"Many researchers have pointed out the lack of capabilities to observe human building interactions as one of the many sources contributing to the performance gap of buildings, i.e., the difference between the design performance and the actual performance," Zhu said. "Immersive virtual environments as a proxy to reality present an interesting opportunity. While the technology is increasingly being used in design and engineering, such as in design validation, the potential of using it for understanding thermally driven behaviors is not known.
"This is because the technology itself cannot effectively provide thermal stimuli. Therefore, by integrating IVE with an external heating/cooling source, we hope to develop a reliable experiment and data collection method for designers and engineers."
The research, made possible by a $300,000 grant from the National Science Foundation and support from the Construction Industry Advisory Council, works like this. In the Engineering Lab Annex on LSU's campus is a facility divided into three spaces—a climate chamber, office area and mechanical/storage area. Tests are conducted in the climate chamber, a specially equipped space measuring 12 feet long, 12 feet wide, and 9 feet high. Inside the office area, tests are monitored, data analysis is performed, and participants can rest and acclimate before the experiments.
An HVAC system controls the temperature, humidity and airflow of the space. Experiments are conducted by setting the temperature to 65 degrees Fahrenheit, then 75 degrees and then 85 degrees. Relative humidity is set to 50-55 percent. Standalone sensors monitor participants' physiological responses during the experiments. Testing is done twice, once in an in-situ setting and then again with the participant wearing a virtual reality goggle, which allows them to see a VR model of the climate chamber.
"The initial analysis suggests that the behavioral intention of participants is independent of the experiment settings," Zhu said. "In other words, just because they are in virtual reality experiments does not mean participants' intentions have a specific pattern. As a matter of fact, we observe their intention differences between the two experimental settings, but there isn't sufficient evidence to solely contribute them to the virtual reality technology. We will further explore these issues when more data are collected and analyzed."
Though it's early days for the testing—there is another year left of experimentation—Zhu is encouraged by the role IVE technology has played in the experiments.
"Overall, the potential of IVE technology to support design and engineering is promising," Zhu said. "With a better control of experiment environments, like using a climate chamber, it is possible to observe reliably occupants' thermal sensations in IVE. At this stage, we don't know yet if we can say the same for behavior intention. Until then, we will have a better idea how IVE can play a significant role."

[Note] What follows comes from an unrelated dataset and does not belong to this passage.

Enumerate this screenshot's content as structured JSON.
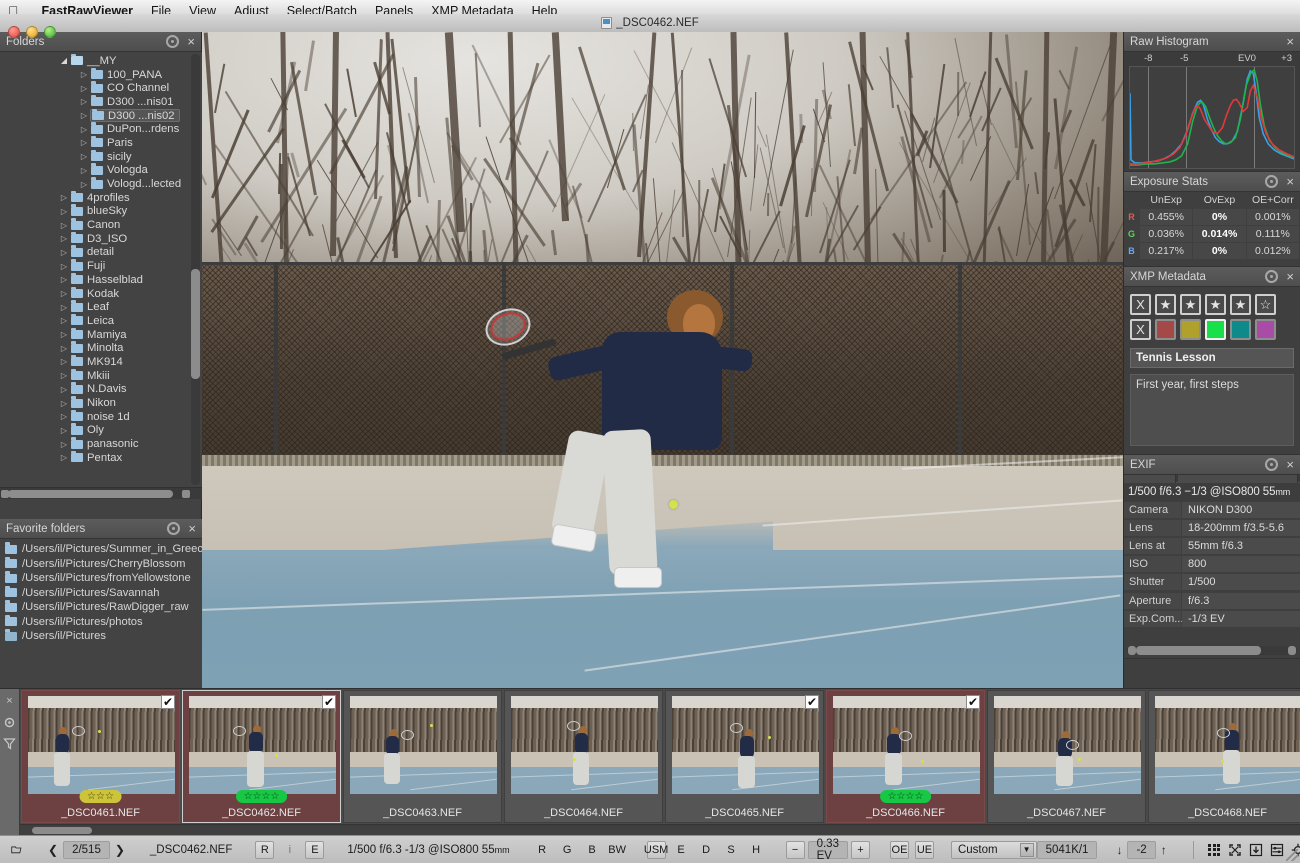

In the coming months, Zhu and the team will finalize the data collection and analysis. That information will then be shared with research and industry communities to further increase efficiency in building design and reduce the performance gap.
"I hope, based on the findings, we can have an enhanced experiment protocol, more effective analysis, and a group of like-minded students, researchers, and industry practitioners to further advance this line of research and applications," Zhu said.
Zhu is joined on the project by Tracey Rizzuto, professor and associate director of the LSU School of Leadership and Human Resource Development; Neil Johannsen, assistant professor in the LSU School of Kinesiology; and Tianzhen Hong and Jared Langevin, scientists at the Lawrence Berkeley National Laboratory. In addition, Yong Tao, professor and interim chair of mechanical engineering at Cleveland State University; William Tolone, professor and associate dean of computing and informatics at the University of North Carolina-Charlotte; and Ming Sun, professor and associate dean of research at the Nottingham Trent University School of Architecture, Design, and the Built Environment; act as an advisory committee on the project.
Provided by Louisiana State University